Megan Andres, a junior at the University of North Georgia (UNG), has been selected for the National Institutes of Health (NIH) Undergraduate Scholarship Program, marking the third year in a row that a UNG biology student has been chosen. NIH typically chooses no more than 16 students a year for the program.
The scholarship includes $20,000 for tuition and educational and living expenses for students pursuing careers in biomedical, behavioral, and social science research. It also includes a 10-week summer laboratory experience that will enable Andres to train as a paid summer research employee in an NIH research laboratory and full-time employment for one year at NIH after graduation.
"This is an incredible opportunity," Andres said. "Getting experience with the world's largest research institution will take me to new levels, and will greatly increase my chances of getting into a top-notch graduate school program."
Eventually, Andres hopes to work in pediatric oncology.
"The time Megan spends at NIH will propel her forward, both personally and professionally," said Dr. Anastasia Lin, assistant dean of student research and scholarship at UNG. "The fact that NIH continues to recognize the potential of UNG students is a testament to our mission to produce individuals who lead in every area of their lives as well as our dedication to providing undergraduate research opportunities."

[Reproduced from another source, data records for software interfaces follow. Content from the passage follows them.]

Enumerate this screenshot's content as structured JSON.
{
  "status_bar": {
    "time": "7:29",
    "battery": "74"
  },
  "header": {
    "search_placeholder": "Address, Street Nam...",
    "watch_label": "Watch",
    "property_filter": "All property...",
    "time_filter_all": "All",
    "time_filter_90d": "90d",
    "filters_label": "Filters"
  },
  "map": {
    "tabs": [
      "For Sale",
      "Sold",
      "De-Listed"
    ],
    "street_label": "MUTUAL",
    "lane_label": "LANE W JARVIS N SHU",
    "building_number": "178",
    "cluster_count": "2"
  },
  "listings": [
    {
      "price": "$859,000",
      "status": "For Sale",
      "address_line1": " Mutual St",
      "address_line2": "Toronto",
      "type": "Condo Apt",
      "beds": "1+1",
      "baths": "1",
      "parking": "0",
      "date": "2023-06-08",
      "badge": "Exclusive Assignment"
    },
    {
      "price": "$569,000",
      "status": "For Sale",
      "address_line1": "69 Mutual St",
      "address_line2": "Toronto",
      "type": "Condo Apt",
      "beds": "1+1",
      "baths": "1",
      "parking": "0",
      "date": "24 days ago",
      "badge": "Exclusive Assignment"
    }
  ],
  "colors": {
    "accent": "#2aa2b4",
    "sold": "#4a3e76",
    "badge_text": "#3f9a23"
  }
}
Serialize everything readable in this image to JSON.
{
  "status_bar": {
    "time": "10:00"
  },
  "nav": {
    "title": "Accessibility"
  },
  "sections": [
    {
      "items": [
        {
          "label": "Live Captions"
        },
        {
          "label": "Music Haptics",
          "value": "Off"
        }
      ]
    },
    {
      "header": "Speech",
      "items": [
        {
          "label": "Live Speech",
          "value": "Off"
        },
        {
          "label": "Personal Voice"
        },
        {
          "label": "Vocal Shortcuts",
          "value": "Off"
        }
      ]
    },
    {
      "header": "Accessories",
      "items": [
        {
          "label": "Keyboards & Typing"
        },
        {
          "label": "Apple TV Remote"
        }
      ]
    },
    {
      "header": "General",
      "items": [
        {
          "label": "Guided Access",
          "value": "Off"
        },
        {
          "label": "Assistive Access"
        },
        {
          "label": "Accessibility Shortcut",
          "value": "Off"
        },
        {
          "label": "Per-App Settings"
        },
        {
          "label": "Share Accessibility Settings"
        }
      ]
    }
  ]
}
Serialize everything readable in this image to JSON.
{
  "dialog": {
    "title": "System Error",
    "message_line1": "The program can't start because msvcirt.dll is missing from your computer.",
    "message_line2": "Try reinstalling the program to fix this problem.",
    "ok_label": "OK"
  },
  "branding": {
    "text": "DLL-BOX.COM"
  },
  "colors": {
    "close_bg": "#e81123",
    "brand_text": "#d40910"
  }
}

Andres has been involved in numerous undergraduate research opportunities and other projects, including testing water-quality across northeast Georgia. Twice a month, she and her team sample a dozen sites, measuring pH levels, conductivity, and dissolved oxygen levels. They take samples back to the laboratory for further evaluation.
"We also send samples to the ecological isotopes lab at a larger sister university to run trials we cannot perform here," Andres said. "This growing data set has been compiled over a span of 30 years, and is presented annually to the Chattahoochee Basin Group, which uses our information to help assess trends in water quality from year to year. This significant research ensures that these sites are maintaining water quality standards for the state of Georgia. Each location is a piece of one watershed that supplies drinking water to the metro Atlanta area. As human population rises, I am hoping to gain more knowledge on whether or not this can correlate to a decline in overall water quality."
She is also involved in animal behavior research, and is examining how adolescent exposure to substances similar to ADHD medication might play a role in the likelihood of substance addiction as an adult. She serves as secretary for Tri-Beta, a national biology honor society, and is the founding officer for UNG's chapter of the National Society of Collegiate Scholars.
Hundreds of students nationwide apply for this scholarship program each year. UNG biology students previously selected for the NIH scholarship include Obadi Obadi in 2015 and Joshua McCausland in 2014.For more information about nationally competitive scholarships, visit the website.